• GIVEN DATA:
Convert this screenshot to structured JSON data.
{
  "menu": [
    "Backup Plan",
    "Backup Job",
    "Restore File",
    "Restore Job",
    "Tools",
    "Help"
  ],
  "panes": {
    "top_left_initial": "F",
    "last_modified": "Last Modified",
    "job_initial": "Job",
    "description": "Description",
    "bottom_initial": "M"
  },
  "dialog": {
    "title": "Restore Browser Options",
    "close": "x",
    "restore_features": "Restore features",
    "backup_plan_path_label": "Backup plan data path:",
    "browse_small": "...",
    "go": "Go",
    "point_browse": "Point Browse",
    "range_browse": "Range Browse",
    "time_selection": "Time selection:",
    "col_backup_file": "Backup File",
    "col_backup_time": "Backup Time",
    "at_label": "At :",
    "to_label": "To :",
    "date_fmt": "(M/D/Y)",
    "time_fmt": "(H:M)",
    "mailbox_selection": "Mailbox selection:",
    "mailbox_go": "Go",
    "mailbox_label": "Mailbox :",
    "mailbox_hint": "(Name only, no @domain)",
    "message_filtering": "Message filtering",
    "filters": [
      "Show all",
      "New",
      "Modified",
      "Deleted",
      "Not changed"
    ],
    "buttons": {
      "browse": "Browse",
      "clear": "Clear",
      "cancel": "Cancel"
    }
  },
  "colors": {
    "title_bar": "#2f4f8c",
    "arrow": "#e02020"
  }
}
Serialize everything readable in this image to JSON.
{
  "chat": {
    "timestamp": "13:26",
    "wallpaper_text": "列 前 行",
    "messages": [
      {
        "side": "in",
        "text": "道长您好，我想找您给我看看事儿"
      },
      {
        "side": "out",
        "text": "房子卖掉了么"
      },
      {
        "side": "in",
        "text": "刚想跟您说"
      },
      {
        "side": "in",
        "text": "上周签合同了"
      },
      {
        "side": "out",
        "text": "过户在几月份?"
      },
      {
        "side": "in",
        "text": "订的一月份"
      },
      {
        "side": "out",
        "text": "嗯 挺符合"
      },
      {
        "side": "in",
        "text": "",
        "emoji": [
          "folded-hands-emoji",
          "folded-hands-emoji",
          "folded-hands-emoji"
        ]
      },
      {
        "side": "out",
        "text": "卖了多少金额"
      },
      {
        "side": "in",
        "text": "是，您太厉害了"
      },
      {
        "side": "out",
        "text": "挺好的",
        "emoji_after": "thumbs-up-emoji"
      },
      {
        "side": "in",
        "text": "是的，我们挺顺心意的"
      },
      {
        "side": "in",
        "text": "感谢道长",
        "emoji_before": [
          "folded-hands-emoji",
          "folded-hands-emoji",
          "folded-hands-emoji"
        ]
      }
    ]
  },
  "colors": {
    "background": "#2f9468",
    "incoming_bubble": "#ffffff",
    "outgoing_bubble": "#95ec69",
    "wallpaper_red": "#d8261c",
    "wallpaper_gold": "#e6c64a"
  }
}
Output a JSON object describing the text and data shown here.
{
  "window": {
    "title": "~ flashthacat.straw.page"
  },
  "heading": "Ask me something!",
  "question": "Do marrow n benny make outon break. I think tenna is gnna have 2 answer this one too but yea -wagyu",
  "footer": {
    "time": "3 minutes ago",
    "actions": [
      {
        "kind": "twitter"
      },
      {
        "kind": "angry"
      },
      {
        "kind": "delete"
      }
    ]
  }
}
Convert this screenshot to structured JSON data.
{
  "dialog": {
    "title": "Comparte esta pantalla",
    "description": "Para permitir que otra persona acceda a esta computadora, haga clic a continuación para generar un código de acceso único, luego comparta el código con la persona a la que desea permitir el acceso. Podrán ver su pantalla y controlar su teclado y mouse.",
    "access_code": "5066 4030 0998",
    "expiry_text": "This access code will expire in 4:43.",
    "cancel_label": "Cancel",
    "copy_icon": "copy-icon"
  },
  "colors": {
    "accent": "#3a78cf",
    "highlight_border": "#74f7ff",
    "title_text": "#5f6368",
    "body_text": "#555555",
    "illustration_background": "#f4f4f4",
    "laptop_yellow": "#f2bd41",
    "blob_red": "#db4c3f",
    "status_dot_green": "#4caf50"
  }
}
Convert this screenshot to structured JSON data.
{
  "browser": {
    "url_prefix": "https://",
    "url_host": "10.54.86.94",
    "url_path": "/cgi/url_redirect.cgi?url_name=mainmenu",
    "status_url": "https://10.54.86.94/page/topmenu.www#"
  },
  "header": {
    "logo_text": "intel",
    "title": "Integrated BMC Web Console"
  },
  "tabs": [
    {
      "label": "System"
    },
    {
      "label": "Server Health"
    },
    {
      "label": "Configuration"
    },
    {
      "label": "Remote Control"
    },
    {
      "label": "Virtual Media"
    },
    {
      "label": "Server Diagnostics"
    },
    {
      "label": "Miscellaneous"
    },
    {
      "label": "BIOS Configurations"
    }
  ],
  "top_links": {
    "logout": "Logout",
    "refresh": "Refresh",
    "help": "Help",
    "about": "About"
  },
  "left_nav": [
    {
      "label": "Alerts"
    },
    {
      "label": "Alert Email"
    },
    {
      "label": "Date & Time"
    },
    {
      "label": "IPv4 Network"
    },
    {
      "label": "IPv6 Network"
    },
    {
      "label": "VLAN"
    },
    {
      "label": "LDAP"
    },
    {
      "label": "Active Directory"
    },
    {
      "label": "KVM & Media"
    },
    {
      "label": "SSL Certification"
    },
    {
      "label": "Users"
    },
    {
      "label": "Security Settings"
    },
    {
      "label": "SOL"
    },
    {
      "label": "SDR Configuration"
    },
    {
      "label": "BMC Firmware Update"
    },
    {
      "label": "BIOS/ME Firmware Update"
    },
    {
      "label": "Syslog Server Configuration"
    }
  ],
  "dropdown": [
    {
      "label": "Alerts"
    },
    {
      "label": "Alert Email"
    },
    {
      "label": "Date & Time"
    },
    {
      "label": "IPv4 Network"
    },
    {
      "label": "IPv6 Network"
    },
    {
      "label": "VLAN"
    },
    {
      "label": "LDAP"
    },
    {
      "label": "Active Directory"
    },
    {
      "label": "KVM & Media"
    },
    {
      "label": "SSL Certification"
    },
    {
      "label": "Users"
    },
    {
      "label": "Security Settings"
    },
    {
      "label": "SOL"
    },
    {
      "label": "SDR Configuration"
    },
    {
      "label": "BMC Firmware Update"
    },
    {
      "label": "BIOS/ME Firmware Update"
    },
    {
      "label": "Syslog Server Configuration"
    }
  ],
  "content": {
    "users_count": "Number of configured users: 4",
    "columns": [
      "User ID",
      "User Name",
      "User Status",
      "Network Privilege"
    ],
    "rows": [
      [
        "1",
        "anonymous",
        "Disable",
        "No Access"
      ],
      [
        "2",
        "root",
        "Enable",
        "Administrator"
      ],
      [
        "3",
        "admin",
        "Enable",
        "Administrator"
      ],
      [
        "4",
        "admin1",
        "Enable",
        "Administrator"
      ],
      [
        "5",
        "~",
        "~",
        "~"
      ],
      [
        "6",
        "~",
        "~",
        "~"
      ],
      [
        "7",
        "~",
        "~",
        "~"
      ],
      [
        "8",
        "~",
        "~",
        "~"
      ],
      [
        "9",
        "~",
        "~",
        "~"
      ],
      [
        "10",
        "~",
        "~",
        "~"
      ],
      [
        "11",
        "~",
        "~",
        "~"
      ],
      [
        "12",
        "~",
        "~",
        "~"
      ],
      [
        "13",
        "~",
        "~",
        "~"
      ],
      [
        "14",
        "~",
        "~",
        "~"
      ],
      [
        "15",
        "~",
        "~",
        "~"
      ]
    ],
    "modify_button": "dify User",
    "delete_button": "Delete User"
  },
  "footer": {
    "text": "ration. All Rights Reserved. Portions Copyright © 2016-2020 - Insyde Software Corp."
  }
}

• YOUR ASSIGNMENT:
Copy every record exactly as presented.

• ANSWER AREA:
Convert this screenshot to structured JSON data.
{
  "menu": [
    "Backup Plan",
    "Backup Job",
    "Restore File",
    "Restore Job",
    "Tools",
    "Help"
  ],
  "panes": {
    "top_left_initial": "F",
    "last_modified": "Last Modified",
    "job_initial": "Job",
    "description": "Description",
    "bottom_initial": "M"
  },
  "dialog": {
    "title": "Restore Browser Options",
    "close": "x",
    "restore_features": "Restore features",
    "backup_plan_path_label": "Backup plan data path:",
    "browse_small": "...",
    "go": "Go",
    "point_browse": "Point Browse",
    "range_browse": "Range Browse",
    "time_selection": "Time selection:",
    "col_backup_file": "Backup File",
    "col_backup_time": "Backup Time",
    "at_label": "At :",
    "to_label": "To :",
    "date_fmt": "(M/D/Y)",
    "time_fmt": "(H:M)",
    "mailbox_selection": "Mailbox selection:",
    "mailbox_go": "Go",
    "mailbox_label": "Mailbox :",
    "mailbox_hint": "(Name only, no @domain)",
    "message_filtering": "Message filtering",
    "filters": [
      "Show all",
      "New",
      "Modified",
      "Deleted",
      "Not changed"
    ],
    "buttons": {
      "browse": "Browse",
      "clear": "Clear",
      "cancel": "Cancel"
    }
  },
  "colors": {
    "title_bar": "#2f4f8c",
    "arrow": "#e02020"
  }
}
Serialize everything readable in this image to JSON.
{
  "chat": {
    "timestamp": "13:26",
    "wallpaper_text": "列 前 行",
    "messages": [
      {
        "side": "in",
        "text": "道长您好，我想找您给我看看事儿"
      },
      {
        "side": "out",
        "text": "房子卖掉了么"
      },
      {
        "side": "in",
        "text": "刚想跟您说"
      },
      {
        "side": "in",
        "text": "上周签合同了"
      },
      {
        "side": "out",
        "text": "过户在几月份?"
      },
      {
        "side": "in",
        "text": "订的一月份"
      },
      {
        "side": "out",
        "text": "嗯 挺符合"
      },
      {
        "side": "in",
        "text": "",
        "emoji": [
          "folded-hands-emoji",
          "folded-hands-emoji",
          "folded-hands-emoji"
        ]
      },
      {
        "side": "out",
        "text": "卖了多少金额"
      },
      {
        "side": "in",
        "text": "是，您太厉害了"
      },
      {
        "side": "out",
        "text": "挺好的",
        "emoji_after": "thumbs-up-emoji"
      },
      {
        "side": "in",
        "text": "是的，我们挺顺心意的"
      },
      {
        "side": "in",
        "text": "感谢道长",
        "emoji_before": [
          "folded-hands-emoji",
          "folded-hands-emoji",
          "folded-hands-emoji"
        ]
      }
    ]
  },
  "colors": {
    "background": "#2f9468",
    "incoming_bubble": "#ffffff",
    "outgoing_bubble": "#95ec69",
    "wallpaper_red": "#d8261c",
    "wallpaper_gold": "#e6c64a"
  }
}
Output a JSON object describing the text and data shown here.
{
  "window": {
    "title": "~ flashthacat.straw.page"
  },
  "heading": "Ask me something!",
  "question": "Do marrow n benny make outon break. I think tenna is gnna have 2 answer this one too but yea -wagyu",
  "footer": {
    "time": "3 minutes ago",
    "actions": [
      {
        "kind": "twitter"
      },
      {
        "kind": "angry"
      },
      {
        "kind": "delete"
      }
    ]
  }
}
Convert this screenshot to structured JSON data.
{
  "dialog": {
    "title": "Comparte esta pantalla",
    "description": "Para permitir que otra persona acceda a esta computadora, haga clic a continuación para generar un código de acceso único, luego comparta el código con la persona a la que desea permitir el acceso. Podrán ver su pantalla y controlar su teclado y mouse.",
    "access_code": "5066 4030 0998",
    "expiry_text": "This access code will expire in 4:43.",
    "cancel_label": "Cancel",
    "copy_icon": "copy-icon"
  },
  "colors": {
    "accent": "#3a78cf",
    "highlight_border": "#74f7ff",
    "title_text": "#5f6368",
    "body_text": "#555555",
    "illustration_background": "#f4f4f4",
    "laptop_yellow": "#f2bd41",
    "blob_red": "#db4c3f",
    "status_dot_green": "#4caf50"
  }
}
Convert this screenshot to structured JSON data.
{
  "browser": {
    "url_prefix": "https://",
    "url_host": "10.54.86.94",
    "url_path": "/cgi/url_redirect.cgi?url_name=mainmenu",
    "status_url": "https://10.54.86.94/page/topmenu.www#"
  },
  "header": {
    "logo_text": "intel",
    "title": "Integrated BMC Web Console"
  },
  "tabs": [
    {
      "label": "System"
    },
    {
      "label": "Server Health"
    },
    {
      "label": "Configuration"
    },
    {
      "label": "Remote Control"
    },
    {
      "label": "Virtual Media"
    },
    {
      "label": "Server Diagnostics"
    },
    {
      "label": "Miscellaneous"
    },
    {
      "label": "BIOS Configurations"
    }
  ],
  "top_links": {
    "logout": "Logout",
    "refresh": "Refresh",
    "help": "Help",
    "about": "About"
  },
  "left_nav": [
    {
      "label": "Alerts"
    },
    {
      "label": "Alert Email"
    },
    {
      "label": "Date & Time"
    },
    {
      "label": "IPv4 Network"
    },
    {
      "label": "IPv6 Network"
    },
    {
      "label": "VLAN"
    },
    {
      "label": "LDAP"
    },
    {
      "label": "Active Directory"
    },
    {
      "label": "KVM & Media"
    },
    {
      "label": "SSL Certification"
    },
    {
      "label": "Users"
    },
    {
      "label": "Security Settings"
    },
    {
      "label": "SOL"
    },
    {
      "label": "SDR Configuration"
    },
    {
      "label": "BMC Firmware Update"
    },
    {
      "label": "BIOS/ME Firmware Update"
    },
    {
      "label": "Syslog Server Configuration"
    }
  ],
  "dropdown": [
    {
      "label": "Alerts"
    },
    {
      "label": "Alert Email"
    },
    {
      "label": "Date & Time"
    },
    {
      "label": "IPv4 Network"
    },
    {
      "label": "IPv6 Network"
    },
    {
      "label": "VLAN"
    },
    {
      "label": "LDAP"
    },
    {
      "label": "Active Directory"
    },
    {
      "label": "KVM & Media"
    },
    {
      "label": "SSL Certification"
    },
    {
      "label": "Users"
    },
    {
      "label": "Security Settings"
    },
    {
      "label": "SOL"
    },
    {
      "label": "SDR Configuration"
    },
    {
      "label": "BMC Firmware Update"
    },
    {
      "label": "BIOS/ME Firmware Update"
    },
    {
      "label": "Syslog Server Configuration"
    }
  ],
  "content": {
    "users_count": "Number of configured users: 4",
    "columns": [
      "User ID",
      "User Name",
      "User Status",
      "Network Privilege"
    ],
    "rows": [
      [
        "1",
        "anonymous",
        "Disable",
        "No Access"
      ],
      [
        "2",
        "root",
        "Enable",
        "Administrator"
      ],
      [
        "3",
        "admin",
        "Enable",
        "Administrator"
      ],
      [
        "4",
        "admin1",
        "Enable",
        "Administrator"
      ],
      [
        "5",
        "~",
        "~",
        "~"
      ],
      [
        "6",
        "~",
        "~",
        "~"
      ],
      [
        "7",
        "~",
        "~",
        "~"
      ],
      [
        "8",
        "~",
        "~",
        "~"
      ],
      [
        "9",
        "~",
        "~",
        "~"
      ],
      [
        "10",
        "~",
        "~",
        "~"
      ],
      [
        "11",
        "~",
        "~",
        "~"
      ],
      [
        "12",
        "~",
        "~",
        "~"
      ],
      [
        "13",
        "~",
        "~",
        "~"
      ],
      [
        "14",
        "~",
        "~",
        "~"
      ],
      [
        "15",
        "~",
        "~",
        "~"
      ]
    ],
    "modify_button": "dify User",
    "delete_button": "Delete User"
  },
  "footer": {
    "text": "ration. All Rights Reserved. Portions Copyright © 2016-2020 - Insyde Software Corp."
  }
}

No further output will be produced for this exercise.